Page and application data records:
'''
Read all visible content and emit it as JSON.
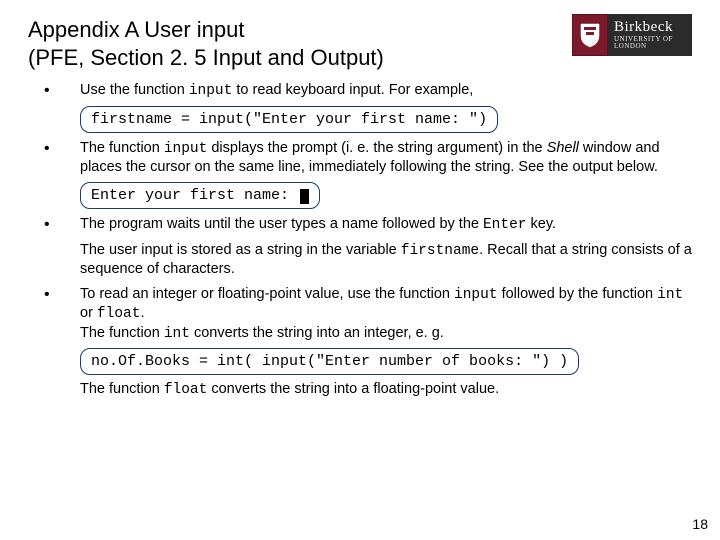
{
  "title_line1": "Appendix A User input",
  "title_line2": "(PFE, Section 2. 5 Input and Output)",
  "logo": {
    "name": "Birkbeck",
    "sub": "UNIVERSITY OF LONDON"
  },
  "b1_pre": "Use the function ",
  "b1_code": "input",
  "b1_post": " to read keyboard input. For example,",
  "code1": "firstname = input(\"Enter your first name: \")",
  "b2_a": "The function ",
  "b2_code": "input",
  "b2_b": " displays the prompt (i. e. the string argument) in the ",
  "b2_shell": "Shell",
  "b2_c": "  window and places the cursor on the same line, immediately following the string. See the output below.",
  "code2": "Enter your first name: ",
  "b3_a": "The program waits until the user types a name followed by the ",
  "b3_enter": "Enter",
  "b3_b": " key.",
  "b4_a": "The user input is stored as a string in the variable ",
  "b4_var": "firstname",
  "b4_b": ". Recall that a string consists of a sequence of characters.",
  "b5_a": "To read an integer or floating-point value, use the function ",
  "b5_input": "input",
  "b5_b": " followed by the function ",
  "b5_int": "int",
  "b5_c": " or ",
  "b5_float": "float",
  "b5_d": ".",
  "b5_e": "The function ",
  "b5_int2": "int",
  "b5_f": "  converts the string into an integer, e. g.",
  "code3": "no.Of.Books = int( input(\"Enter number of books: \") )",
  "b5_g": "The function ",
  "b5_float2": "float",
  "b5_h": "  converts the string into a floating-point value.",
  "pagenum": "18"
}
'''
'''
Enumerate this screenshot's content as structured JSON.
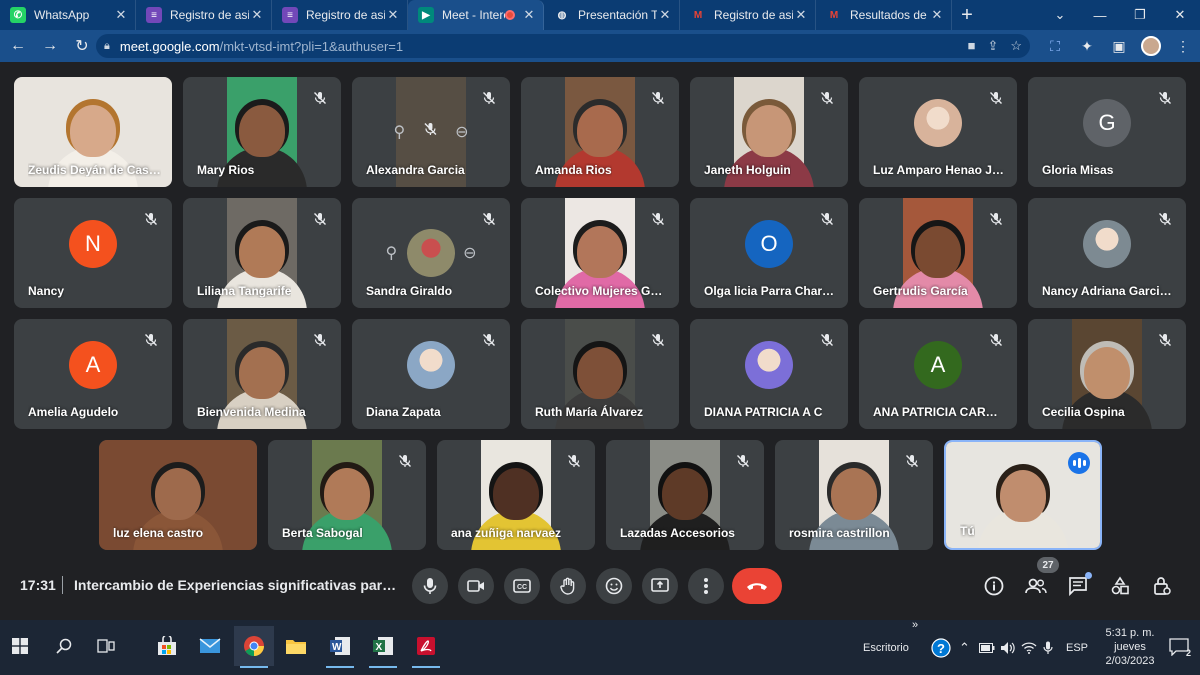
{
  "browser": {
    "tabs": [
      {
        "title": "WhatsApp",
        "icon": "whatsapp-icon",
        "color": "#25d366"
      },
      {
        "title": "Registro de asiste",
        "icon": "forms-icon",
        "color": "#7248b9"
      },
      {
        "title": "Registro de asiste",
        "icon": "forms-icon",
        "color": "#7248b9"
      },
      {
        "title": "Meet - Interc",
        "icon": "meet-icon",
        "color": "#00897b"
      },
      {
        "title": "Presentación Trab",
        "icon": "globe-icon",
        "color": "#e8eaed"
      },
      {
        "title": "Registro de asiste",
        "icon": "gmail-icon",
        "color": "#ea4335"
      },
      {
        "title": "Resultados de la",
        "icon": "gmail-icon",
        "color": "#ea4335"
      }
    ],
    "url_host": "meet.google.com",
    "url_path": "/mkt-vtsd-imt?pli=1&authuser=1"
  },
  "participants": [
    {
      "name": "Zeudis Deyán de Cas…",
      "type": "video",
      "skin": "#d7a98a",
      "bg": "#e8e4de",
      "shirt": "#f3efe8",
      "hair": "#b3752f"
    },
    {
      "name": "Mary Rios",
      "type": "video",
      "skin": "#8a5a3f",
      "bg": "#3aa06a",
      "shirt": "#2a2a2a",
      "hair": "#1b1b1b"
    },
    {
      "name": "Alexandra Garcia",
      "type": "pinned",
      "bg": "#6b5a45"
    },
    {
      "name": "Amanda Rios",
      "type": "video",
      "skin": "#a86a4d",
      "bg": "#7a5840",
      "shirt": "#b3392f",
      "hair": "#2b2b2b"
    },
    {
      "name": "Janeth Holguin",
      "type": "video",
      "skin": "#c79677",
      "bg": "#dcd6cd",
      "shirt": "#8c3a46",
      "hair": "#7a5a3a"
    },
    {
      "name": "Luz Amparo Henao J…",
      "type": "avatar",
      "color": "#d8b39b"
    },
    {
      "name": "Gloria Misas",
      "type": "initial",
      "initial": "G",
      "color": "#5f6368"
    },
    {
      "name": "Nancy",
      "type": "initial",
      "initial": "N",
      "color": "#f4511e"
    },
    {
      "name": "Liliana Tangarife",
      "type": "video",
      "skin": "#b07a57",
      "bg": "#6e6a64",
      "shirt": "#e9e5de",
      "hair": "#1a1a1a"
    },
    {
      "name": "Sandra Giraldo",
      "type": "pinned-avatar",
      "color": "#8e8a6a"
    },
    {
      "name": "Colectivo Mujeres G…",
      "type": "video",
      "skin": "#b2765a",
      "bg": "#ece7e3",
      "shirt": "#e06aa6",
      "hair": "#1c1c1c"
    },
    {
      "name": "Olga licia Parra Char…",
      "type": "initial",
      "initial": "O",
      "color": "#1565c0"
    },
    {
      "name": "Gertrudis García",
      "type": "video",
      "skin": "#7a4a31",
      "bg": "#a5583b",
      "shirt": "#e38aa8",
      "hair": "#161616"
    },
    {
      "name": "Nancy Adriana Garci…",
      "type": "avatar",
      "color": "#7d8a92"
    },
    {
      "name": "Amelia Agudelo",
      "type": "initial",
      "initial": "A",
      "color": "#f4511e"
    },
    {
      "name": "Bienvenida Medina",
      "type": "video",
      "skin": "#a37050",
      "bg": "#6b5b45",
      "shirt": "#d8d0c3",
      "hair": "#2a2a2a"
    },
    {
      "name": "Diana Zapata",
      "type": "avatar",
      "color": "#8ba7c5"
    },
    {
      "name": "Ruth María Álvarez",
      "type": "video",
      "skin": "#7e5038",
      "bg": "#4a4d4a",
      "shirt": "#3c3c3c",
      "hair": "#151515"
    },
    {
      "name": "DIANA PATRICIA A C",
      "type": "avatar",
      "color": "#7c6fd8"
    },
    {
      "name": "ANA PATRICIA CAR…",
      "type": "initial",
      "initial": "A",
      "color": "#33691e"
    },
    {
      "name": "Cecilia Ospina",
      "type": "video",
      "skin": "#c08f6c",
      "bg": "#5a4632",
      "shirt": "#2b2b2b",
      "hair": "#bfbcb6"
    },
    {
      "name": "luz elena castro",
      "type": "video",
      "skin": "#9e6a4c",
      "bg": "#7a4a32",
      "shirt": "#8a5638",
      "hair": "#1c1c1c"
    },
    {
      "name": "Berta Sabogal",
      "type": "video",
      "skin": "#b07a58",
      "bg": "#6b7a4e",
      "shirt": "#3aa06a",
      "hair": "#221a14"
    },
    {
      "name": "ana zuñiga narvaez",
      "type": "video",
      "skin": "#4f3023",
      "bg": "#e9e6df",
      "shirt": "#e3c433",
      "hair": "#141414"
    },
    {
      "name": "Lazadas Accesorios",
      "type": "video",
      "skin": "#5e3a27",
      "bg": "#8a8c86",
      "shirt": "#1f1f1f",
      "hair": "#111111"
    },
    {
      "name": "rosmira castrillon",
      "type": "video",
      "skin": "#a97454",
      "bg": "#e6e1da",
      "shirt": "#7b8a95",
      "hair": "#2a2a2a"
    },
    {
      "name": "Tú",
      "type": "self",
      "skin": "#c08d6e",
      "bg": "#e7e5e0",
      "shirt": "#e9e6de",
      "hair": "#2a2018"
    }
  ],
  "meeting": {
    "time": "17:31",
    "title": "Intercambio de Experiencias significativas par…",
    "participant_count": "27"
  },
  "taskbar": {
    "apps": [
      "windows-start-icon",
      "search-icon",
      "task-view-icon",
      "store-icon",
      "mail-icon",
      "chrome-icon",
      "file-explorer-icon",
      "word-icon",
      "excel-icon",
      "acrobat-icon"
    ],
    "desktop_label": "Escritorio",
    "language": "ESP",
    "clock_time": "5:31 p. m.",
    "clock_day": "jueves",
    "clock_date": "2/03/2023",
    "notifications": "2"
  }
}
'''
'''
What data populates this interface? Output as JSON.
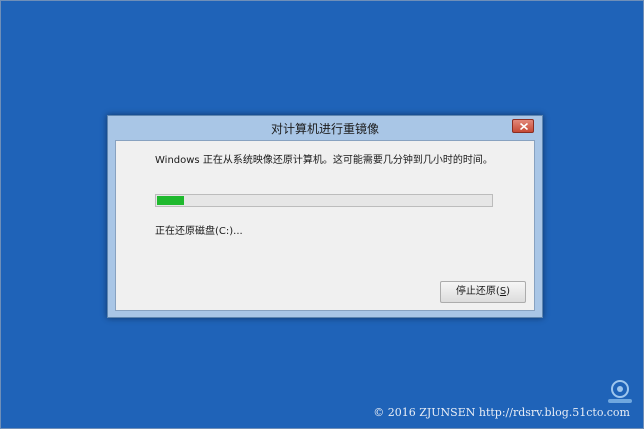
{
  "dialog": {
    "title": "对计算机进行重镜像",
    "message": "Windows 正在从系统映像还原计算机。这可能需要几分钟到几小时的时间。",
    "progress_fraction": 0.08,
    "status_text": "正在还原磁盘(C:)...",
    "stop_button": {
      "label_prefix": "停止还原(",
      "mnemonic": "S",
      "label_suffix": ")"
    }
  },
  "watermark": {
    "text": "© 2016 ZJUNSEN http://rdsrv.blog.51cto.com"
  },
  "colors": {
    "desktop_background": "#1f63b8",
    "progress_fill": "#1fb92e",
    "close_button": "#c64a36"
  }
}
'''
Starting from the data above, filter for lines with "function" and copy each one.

*Completed exercise*
  "b1_pre": "Use the function ",
  "b2_a": "The function ",
  "b5_a": "To read an integer or floating-point value, use the function ",
  "b5_b": " followed by the function ",
  "b5_e": "The function ",
  "b5_g": "The function ",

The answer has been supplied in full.